The health care overhaul that President Obama intended to be the signature achievement of his first term instead has become a significant problem in his bid for a second one, uniting Republicans in opposition and eroding his standing among independents.
In a USA TODAY/Gallup Poll of the nation’s dozen top battleground states, a clear majority of registered voters call the bill’s passage “a bad thing” and support its repeal if a Republican wins the White House in November. Two years after he signed the Patient Protection and Affordable Care Act— and as the Supreme Court prepares to hear arguments about its constitutionality next month — the president has failed to convince most Americans that it was the right thing to do.
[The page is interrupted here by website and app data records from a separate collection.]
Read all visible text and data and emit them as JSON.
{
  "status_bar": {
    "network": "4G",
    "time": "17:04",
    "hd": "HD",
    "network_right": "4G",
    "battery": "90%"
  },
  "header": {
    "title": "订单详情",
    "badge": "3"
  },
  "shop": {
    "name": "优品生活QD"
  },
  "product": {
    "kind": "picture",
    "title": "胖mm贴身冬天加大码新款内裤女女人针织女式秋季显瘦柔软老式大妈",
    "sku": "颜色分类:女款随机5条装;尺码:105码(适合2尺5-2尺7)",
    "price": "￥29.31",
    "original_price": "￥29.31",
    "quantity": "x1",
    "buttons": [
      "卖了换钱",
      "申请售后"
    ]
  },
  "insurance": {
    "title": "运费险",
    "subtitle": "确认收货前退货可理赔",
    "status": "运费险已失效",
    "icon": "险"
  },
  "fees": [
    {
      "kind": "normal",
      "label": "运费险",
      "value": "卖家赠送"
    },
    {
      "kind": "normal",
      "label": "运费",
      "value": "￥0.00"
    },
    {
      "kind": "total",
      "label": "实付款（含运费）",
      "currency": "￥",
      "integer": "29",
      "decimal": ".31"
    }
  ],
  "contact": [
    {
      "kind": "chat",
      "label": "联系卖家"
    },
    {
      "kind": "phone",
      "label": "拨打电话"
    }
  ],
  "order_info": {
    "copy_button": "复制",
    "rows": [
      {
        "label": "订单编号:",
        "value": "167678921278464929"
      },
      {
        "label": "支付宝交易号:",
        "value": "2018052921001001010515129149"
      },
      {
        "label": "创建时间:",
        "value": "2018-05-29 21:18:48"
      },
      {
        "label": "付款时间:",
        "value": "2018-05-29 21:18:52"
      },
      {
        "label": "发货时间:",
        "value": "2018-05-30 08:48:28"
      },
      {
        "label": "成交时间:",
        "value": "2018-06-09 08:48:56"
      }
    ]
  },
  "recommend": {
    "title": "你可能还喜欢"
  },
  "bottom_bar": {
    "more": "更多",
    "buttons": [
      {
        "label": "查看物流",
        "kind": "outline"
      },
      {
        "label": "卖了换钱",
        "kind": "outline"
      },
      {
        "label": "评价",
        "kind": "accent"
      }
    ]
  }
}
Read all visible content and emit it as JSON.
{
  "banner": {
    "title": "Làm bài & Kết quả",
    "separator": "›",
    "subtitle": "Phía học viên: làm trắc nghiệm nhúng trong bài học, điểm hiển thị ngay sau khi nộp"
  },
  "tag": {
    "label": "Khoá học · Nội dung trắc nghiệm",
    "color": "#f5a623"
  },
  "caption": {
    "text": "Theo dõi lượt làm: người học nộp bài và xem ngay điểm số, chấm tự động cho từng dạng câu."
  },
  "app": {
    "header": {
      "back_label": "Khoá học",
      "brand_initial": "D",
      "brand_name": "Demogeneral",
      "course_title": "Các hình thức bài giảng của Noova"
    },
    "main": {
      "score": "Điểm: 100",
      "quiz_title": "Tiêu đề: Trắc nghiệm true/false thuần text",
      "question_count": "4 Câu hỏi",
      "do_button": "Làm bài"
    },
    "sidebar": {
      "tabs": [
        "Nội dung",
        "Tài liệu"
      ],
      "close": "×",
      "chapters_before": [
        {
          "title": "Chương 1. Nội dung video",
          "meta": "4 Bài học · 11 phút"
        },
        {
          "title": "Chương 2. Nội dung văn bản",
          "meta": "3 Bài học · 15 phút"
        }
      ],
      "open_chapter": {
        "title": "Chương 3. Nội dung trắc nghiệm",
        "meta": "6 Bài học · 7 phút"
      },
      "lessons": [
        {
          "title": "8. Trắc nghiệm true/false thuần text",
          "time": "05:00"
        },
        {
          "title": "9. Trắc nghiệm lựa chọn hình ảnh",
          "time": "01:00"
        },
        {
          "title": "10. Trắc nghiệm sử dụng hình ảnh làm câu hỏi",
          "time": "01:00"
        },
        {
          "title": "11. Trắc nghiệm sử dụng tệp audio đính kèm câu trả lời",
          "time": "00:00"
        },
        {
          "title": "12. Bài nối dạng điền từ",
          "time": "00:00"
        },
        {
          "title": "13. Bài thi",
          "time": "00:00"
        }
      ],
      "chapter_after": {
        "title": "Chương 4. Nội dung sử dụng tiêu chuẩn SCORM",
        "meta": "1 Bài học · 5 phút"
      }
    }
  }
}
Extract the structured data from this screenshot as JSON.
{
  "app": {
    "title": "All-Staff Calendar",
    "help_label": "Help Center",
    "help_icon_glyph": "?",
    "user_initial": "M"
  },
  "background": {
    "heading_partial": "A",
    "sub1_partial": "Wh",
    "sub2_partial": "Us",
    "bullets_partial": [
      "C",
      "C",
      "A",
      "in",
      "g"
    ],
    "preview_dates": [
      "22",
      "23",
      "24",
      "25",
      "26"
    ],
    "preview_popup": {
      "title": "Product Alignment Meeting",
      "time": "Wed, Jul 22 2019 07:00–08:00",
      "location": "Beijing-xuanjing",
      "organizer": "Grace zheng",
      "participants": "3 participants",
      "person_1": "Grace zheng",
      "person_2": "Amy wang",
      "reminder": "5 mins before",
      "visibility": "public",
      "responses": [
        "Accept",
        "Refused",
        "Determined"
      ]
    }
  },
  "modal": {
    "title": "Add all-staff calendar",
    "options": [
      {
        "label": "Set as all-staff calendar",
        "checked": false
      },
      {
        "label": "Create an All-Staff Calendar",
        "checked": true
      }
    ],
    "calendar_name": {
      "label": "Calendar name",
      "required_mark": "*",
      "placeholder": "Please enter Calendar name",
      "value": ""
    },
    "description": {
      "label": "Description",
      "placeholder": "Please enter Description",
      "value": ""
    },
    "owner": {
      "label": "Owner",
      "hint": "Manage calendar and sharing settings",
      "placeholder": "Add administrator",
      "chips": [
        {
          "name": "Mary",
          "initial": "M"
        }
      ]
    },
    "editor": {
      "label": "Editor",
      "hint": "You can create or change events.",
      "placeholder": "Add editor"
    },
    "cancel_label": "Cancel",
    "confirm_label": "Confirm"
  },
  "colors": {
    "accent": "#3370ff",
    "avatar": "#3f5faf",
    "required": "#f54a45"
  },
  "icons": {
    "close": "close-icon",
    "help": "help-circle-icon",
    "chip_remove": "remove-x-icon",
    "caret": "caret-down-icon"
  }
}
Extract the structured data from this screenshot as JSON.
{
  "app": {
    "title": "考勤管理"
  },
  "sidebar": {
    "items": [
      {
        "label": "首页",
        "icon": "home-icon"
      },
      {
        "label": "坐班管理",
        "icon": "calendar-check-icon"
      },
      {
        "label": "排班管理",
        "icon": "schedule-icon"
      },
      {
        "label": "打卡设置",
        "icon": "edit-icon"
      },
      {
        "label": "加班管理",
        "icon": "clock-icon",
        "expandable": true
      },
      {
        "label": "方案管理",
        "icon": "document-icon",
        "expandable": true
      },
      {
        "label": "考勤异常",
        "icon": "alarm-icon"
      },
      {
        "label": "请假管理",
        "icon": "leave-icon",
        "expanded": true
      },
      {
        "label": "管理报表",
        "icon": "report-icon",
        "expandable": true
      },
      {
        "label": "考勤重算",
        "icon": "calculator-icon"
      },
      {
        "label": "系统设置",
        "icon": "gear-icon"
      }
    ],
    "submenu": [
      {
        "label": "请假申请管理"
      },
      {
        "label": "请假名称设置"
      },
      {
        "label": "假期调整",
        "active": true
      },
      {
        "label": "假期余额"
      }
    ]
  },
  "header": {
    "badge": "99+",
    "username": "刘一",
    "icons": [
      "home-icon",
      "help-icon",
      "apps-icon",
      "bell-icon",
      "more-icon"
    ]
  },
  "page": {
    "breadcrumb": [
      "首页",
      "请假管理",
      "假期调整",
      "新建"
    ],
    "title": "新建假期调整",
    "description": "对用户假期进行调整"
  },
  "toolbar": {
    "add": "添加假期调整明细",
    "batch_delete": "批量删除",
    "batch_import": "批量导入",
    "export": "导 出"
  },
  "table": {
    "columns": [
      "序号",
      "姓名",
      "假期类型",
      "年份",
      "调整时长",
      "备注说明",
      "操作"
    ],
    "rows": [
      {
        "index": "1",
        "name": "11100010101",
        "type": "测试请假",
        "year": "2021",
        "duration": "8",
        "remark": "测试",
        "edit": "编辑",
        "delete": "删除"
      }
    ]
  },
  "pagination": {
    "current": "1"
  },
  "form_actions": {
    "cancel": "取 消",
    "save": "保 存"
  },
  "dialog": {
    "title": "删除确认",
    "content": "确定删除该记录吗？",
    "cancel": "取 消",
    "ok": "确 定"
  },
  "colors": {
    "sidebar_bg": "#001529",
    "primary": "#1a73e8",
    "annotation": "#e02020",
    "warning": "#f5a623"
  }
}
“Mandating that you have to buy the insurance rubs me the wrong way altogether,” says Fred Harrison, 62, a horse trainer from York County, Pa., who was among those surveyed and supports repeal even though he likes some provisions of the law. “It should be my own choice.”